» **Your instructions**:
Comb the records below for the string "Find" and copy each line where it turns up.
════
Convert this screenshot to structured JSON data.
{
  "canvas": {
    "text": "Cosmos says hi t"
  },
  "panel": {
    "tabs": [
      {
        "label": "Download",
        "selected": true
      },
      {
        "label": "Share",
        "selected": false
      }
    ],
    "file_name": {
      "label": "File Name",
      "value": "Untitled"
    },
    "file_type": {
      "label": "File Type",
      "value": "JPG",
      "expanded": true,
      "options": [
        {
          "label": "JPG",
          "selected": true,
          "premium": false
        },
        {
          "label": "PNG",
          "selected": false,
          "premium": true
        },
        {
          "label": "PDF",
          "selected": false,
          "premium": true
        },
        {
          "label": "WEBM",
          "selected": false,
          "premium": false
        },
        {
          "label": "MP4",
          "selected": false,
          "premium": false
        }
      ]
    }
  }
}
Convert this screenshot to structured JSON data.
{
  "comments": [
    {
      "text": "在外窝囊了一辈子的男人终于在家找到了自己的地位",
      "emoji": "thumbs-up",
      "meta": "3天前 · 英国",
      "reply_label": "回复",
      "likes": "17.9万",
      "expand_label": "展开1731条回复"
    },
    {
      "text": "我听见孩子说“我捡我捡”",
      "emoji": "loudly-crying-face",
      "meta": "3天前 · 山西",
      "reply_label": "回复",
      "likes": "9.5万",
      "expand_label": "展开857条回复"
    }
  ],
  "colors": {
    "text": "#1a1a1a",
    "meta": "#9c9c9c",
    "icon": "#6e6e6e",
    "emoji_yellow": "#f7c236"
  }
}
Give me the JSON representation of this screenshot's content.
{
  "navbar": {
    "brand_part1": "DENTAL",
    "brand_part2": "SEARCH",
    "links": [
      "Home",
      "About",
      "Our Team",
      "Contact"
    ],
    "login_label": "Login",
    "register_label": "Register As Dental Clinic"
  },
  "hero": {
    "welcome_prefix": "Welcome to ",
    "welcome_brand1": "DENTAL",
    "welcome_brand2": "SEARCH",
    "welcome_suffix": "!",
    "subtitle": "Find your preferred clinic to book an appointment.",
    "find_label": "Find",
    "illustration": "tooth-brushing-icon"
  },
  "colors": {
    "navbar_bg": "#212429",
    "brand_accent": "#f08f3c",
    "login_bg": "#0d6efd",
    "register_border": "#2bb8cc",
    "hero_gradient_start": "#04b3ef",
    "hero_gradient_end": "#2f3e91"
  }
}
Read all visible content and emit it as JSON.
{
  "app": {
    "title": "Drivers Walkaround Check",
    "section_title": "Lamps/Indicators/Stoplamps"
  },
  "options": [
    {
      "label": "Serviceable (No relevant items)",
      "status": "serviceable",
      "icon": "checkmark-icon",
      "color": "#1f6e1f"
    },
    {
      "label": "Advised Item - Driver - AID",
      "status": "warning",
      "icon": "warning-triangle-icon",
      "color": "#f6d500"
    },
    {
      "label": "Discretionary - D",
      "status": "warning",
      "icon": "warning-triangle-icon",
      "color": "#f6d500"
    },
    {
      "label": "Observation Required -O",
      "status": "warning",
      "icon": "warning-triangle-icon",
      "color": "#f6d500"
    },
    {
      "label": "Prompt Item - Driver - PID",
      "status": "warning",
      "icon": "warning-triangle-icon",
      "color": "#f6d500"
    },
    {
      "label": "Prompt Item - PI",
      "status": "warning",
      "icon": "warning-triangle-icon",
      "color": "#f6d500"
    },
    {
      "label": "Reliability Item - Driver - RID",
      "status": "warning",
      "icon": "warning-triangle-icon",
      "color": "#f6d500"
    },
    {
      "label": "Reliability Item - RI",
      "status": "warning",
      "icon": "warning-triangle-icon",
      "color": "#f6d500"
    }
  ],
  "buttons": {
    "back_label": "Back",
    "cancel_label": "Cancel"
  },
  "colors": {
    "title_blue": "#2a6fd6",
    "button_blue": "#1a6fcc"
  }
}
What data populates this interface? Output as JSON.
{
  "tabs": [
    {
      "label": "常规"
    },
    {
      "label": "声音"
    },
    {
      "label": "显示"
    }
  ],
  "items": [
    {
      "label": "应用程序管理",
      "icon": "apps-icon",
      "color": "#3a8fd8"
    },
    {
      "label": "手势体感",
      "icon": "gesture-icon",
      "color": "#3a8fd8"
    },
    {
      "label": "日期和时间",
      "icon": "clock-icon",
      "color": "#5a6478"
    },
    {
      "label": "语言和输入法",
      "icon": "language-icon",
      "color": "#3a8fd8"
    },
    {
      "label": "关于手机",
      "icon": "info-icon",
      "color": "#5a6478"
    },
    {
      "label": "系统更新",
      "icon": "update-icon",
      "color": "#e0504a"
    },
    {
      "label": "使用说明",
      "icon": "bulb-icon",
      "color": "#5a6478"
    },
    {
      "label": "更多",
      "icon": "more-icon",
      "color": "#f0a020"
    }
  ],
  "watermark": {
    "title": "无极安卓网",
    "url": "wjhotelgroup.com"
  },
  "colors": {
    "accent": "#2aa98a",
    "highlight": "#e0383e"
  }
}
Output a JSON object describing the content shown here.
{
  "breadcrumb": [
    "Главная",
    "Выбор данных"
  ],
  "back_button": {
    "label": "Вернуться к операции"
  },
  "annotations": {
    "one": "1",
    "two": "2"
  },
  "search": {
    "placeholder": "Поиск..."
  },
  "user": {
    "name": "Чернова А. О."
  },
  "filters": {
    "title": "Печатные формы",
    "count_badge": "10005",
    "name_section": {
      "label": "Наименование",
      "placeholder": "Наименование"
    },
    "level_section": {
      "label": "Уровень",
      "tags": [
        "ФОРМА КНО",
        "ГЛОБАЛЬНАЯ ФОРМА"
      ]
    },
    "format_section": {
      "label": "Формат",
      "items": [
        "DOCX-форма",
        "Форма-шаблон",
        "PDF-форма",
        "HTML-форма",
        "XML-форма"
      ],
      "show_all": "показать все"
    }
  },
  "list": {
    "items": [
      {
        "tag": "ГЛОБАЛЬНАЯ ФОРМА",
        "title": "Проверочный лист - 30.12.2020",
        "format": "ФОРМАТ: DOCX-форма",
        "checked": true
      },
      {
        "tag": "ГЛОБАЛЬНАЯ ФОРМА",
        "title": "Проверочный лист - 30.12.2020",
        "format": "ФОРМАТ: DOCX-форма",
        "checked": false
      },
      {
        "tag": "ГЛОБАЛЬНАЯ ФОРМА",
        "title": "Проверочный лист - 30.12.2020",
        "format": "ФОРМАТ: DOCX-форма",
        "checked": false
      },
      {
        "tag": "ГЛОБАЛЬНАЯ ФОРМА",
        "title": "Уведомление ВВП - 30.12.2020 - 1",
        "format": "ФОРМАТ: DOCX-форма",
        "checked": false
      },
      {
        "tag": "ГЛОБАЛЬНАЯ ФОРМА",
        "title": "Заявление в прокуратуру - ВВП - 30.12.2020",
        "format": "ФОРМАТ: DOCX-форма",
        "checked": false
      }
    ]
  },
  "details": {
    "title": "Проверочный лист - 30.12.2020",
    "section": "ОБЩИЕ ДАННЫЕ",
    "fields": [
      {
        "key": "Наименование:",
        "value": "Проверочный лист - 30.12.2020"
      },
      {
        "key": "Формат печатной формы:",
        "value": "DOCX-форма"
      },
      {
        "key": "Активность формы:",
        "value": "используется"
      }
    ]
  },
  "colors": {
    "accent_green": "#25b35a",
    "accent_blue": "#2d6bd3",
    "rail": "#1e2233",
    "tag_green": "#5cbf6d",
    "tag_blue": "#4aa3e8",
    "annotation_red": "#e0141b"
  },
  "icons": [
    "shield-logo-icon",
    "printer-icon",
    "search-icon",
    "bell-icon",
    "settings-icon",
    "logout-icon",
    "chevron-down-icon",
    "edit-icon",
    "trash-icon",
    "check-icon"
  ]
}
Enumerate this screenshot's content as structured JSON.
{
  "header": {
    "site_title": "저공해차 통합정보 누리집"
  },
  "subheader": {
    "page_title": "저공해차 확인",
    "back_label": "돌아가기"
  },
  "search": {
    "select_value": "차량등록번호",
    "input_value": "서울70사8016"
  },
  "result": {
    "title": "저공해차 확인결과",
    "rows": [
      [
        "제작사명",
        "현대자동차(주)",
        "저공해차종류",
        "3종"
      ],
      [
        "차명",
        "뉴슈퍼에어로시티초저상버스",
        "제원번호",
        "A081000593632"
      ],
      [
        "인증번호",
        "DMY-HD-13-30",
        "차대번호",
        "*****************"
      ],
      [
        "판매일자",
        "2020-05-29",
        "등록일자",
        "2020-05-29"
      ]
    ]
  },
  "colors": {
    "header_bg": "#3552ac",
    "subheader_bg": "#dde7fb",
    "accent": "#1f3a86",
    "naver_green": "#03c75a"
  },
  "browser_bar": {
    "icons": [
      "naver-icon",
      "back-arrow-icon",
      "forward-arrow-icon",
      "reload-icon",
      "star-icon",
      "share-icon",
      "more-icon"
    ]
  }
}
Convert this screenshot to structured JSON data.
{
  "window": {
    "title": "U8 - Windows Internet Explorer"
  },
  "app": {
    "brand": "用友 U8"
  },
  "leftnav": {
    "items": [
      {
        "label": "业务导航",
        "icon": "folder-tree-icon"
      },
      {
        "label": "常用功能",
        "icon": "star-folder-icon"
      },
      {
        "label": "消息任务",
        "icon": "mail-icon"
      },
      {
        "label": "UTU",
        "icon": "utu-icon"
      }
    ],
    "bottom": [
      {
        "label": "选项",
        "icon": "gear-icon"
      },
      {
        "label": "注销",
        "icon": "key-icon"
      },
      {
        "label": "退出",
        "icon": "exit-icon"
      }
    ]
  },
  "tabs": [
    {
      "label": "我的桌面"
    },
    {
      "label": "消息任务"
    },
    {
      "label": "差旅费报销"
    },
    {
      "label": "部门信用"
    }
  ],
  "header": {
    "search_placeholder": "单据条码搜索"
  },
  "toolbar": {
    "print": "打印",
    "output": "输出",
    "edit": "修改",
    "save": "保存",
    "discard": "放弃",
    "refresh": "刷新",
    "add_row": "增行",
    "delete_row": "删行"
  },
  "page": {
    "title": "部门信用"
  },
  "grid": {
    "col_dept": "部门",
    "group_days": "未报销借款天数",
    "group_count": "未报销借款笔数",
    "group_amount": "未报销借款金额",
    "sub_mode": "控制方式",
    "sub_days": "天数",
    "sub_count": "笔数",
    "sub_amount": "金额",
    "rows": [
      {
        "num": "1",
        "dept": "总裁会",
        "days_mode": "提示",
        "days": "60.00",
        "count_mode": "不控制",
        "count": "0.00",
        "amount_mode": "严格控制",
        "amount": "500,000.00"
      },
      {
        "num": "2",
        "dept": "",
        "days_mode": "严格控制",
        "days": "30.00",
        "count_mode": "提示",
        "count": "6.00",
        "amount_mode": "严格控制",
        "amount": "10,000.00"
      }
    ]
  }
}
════
» **Task result**:
    "subtitle": "Find your preferred clinic to book an appointment.",
    "find_label": "Find",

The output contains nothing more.